● Task brief
Pull out each line of the data that includes the word "analyzer".

● Source material
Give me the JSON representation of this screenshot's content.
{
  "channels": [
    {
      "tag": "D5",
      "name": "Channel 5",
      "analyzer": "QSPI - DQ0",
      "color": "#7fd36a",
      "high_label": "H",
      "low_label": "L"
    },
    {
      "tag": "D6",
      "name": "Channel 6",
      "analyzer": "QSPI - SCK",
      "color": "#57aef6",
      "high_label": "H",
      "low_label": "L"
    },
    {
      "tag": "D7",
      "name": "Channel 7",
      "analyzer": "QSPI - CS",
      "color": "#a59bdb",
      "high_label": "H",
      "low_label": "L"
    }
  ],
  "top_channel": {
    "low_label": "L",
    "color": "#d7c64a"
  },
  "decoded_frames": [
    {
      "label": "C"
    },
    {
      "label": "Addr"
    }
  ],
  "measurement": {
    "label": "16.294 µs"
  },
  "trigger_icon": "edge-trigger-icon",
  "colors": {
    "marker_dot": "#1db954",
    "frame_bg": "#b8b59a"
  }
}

● Task solution
      "analyzer": "QSPI - DQ0",
      "analyzer": "QSPI - SCK",
      "analyzer": "QSPI - CS",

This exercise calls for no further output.